Wednesday, April 21, 2010

Part 2: 1855/56 Why Moved to Durant or Wilton, Iowa?

In my last blog entry, I ended with two questions. Why did James and Susan (Stoutenburg) move to Muscatine County, Iowa? and Why did they return to New York sometime between July 10, 1860 (when the family was enumerated in Iowa) and January 21, 1861 (when their second son was born)? Although I cannot give a definitive answer to either question, I can provide some insight to the conditions of that time period.

In the late 1840s railroads were being built throughout the eastern states. In the early 1850s many of these railroads were being consolidated thus offering service over longer continuous routes. By 1853 the Hudson River and Lake Erie were connected by railway. In that same year a Pennsylvanian railway was connected to the New York line near Lake Erie. By 1856, travelers from Pennsylvania and from the Hudson River could travel to Iowa. The line followed the southern shore of Lake Erie across Ohio, Indiana and Illinois touching on the southern tip of Lake Michigan and then on to the Mississippi River near the mouth of the Rock River. This terminated at the Illinois/Iowa state line near Rock Island, Illinois and across the Mississippi River from Davenport, Iowa. On April 22, 1856, the first passenger train crossed the Mississippi from Rock Island, Illinois to Davenport, Iowa. The trip between New York City and Davenport, Iowa now took only 60 hours.

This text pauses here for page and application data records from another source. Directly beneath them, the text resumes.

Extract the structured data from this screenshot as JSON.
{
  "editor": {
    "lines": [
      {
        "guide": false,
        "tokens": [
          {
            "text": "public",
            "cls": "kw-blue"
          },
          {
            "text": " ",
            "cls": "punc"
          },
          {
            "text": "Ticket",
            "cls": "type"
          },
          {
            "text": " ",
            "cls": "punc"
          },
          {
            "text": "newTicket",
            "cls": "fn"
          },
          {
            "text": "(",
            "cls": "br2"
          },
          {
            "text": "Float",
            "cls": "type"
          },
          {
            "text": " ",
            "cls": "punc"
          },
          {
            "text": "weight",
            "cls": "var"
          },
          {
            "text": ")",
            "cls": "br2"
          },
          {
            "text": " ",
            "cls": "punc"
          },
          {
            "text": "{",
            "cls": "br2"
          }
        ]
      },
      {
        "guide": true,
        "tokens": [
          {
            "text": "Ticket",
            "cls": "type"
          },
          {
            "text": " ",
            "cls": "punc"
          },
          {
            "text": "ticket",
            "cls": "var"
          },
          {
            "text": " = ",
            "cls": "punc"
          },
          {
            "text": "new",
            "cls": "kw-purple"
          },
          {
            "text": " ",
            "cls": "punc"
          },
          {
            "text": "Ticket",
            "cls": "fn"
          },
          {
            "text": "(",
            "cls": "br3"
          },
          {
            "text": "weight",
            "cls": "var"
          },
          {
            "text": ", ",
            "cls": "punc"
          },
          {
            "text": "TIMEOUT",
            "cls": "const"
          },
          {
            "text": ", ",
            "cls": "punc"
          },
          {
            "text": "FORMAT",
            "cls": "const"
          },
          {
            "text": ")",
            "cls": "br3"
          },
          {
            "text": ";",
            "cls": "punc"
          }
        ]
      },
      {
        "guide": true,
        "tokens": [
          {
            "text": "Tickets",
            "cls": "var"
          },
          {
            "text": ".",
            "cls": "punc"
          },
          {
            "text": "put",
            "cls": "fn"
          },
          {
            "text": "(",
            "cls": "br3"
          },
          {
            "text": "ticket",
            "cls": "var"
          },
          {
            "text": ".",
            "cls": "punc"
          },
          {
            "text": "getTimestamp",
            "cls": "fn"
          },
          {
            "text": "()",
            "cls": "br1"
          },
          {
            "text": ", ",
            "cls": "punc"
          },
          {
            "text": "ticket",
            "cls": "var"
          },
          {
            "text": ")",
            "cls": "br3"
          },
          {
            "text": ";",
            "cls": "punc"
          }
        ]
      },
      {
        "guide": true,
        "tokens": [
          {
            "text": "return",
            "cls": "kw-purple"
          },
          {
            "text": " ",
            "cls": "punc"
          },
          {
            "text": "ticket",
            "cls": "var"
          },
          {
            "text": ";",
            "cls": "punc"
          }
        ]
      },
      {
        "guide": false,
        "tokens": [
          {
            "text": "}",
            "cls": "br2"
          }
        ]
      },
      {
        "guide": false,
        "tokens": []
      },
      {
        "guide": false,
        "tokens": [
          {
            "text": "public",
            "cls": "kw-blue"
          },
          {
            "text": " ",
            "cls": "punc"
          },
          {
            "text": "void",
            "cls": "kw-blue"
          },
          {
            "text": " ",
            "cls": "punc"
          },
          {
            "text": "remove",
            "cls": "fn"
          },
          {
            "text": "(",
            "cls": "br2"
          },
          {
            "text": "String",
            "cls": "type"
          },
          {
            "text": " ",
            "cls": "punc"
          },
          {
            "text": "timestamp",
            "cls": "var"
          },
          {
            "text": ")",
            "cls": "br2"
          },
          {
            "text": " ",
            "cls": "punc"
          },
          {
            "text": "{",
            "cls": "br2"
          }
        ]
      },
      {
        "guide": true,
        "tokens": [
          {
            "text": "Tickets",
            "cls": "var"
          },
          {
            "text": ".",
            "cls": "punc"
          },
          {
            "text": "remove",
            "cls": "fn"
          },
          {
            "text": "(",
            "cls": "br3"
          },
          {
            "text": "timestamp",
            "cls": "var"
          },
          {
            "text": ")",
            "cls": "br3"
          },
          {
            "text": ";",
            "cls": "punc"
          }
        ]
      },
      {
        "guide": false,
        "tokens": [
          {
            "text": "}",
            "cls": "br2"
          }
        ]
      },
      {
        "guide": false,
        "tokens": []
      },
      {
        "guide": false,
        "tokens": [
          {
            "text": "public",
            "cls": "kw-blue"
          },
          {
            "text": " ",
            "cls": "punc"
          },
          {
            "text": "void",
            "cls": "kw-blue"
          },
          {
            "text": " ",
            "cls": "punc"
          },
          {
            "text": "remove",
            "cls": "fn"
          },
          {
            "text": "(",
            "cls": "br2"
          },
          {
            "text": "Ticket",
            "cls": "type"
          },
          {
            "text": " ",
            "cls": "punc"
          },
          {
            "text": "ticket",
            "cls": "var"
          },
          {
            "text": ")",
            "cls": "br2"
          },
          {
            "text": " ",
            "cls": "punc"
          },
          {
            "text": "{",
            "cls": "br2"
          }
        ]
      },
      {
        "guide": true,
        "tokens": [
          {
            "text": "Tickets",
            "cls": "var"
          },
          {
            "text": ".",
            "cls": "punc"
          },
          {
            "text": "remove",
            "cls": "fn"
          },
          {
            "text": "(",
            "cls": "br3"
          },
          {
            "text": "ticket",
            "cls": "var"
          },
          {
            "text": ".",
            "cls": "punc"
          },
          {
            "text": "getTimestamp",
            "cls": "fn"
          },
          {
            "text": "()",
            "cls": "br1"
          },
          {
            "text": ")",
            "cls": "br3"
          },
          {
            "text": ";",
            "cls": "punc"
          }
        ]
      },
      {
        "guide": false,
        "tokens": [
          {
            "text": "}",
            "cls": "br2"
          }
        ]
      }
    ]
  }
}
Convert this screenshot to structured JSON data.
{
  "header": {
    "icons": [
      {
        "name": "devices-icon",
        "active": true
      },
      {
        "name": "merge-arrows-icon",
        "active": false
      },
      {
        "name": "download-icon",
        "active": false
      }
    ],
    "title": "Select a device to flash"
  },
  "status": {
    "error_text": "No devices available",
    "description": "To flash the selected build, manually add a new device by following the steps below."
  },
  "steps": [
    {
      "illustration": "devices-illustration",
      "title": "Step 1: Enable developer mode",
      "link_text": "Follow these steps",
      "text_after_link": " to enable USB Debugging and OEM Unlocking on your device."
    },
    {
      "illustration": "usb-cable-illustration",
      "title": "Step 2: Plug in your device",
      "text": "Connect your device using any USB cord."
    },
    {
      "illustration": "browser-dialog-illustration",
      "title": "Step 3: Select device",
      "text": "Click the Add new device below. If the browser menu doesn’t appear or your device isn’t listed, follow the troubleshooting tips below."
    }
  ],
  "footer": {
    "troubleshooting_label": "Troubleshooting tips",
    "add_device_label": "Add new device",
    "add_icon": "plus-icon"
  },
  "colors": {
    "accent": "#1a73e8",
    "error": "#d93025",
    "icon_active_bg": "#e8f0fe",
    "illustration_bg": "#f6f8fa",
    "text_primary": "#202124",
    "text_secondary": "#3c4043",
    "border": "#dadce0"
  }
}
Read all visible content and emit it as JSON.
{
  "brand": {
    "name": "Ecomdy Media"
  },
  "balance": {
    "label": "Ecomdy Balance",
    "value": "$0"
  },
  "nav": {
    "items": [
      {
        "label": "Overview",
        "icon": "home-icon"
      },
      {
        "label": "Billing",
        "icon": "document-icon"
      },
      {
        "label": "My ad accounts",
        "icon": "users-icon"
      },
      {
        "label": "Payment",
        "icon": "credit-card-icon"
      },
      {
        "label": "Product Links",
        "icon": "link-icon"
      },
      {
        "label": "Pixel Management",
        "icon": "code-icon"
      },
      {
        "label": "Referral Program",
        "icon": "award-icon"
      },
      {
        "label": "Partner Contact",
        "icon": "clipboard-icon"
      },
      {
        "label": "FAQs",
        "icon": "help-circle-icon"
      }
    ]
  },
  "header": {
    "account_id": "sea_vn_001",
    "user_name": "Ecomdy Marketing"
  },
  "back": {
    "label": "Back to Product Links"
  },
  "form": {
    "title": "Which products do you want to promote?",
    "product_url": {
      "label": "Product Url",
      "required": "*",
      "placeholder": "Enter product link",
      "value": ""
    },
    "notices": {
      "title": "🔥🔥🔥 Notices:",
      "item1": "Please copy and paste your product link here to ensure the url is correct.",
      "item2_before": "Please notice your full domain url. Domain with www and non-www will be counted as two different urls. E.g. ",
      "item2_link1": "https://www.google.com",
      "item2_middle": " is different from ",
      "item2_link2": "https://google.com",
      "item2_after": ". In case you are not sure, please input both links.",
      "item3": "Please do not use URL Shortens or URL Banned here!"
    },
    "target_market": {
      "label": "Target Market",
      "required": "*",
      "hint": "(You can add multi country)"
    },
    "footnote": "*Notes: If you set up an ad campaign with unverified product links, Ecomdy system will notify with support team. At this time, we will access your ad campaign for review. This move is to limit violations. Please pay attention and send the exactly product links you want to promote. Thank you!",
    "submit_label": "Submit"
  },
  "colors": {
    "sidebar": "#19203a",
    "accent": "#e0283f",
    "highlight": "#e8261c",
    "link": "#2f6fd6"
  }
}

Work was being begun on railroads west of the Mississippi River in the early 1850s. Thomas C. Durant was interested in building a rail route between Davenport and Council Bluffs, Iowa to connect the Mississippi and Missouri Rivers.  In September, 1853, ground was broken for the Mississippi & Missouri Railroad (M & M RR).

During this same period, Wilton and Durant were being surveyed and laid out. Durant, a town about 20 miles west of Davenport in Farmington Township, Cedar County, was laid out in 1854 by Benjamin Brayton of the Rock Island Railway. Wilton Township and the town of Wilton in Muscatine County were laid out in 1853 and platted in September 1954 by Franklin Butterfield, Joseph A. Greene and George C. Stone.

Durant and Wilton were located on the M&M RR route that was completed in August 1854 with the first passenger train leaving Davenport on August 22, 1854.

Ebenezer Cook and George Sargent, bankers in Davenport, held a large interest in the Mississippi & Missouri Railroad and in the town of Durant. To support a train stop, the town built a comfortable train depot. In 1855, an offshoot of the railroad was built between the town of Muscatine, on the Mississippi River, and Wilton. Wilton did not have a depot, simply a shed roof building. The brakeman was not permitted to announce the town of Wilton at the junction. Instead the junction was called the Muscatine or Wilton Junction. Misters Greene and Stone, bankers in Muscatine, had an interest in Wilton and held considerable stock in M&M RR. In the end, the town of Wilton, prevailed.

Durant is said to be situate in one of the richest farming areas of Iowa. The first settlers came from New Haven, Connecticut, but settlers from New York, Pennsylvania, Ohio, Indiana, Maine and Connecticut soon followed. Originally called Brayton it was renamed Durant after Thomas C. Durant.

Many of the railroad stakeholders were land agents. The stakeholders and the railroads actively advertised in Europe, Canada, Ohio, Pennsylvania, New York and New England. The winter of 1858 was mild and 1859 yielded good crops in Iowa. The first shipment of pork from Iowa made it to the Atlantic seaboard. Business activity in Davenport was growing at a good rate by 1859.

James and Susan Stoutenburg were married in New York State in 1853 and were living in Iowa by 1859 when their son, Frank, was born. They did not appear in the 1856 Iowa State Census. With travel to Iowa by train from New York established in 1856 and the advertisements placed in New York towns and cities, it would seem that James and Susan Stoutenburg were attracted to Iowa.

The question then becomes "Why did they go back to New York?"


The Annals of the State Historical Society of Iowa. Iowa City, IA: Jerome & Duncan, Printers, 1863.

The History of Cedar County, Iowa. Chicago: Western Historical Company, 1878.

Clarence Ray Aurner. "A Topical History of Cedar County, Iowa. Vol. I. Chicago: The S. J. Clarke Publishing Co., 1910.

David A. Pfeiffer. "Bridging the Mississippi: The Railroads and Steamboats Clash at the Rock Island Bridge. "
Prologue Magazine 36.2 (2004): Web. 21 Apr. 2010.

Henry V. Poor. History of the Railroads and Canals of the United States of America. Vol. 1. New York: John H. Schultz & Co., 1860.

Irving Berdine Richman. History of Muscatine County Iowa from the Earliest Settlements to the Present Time. Vol. I. Chicago: S. J. Clarke Publishing Company, 1911.

No comments:

Post a Comment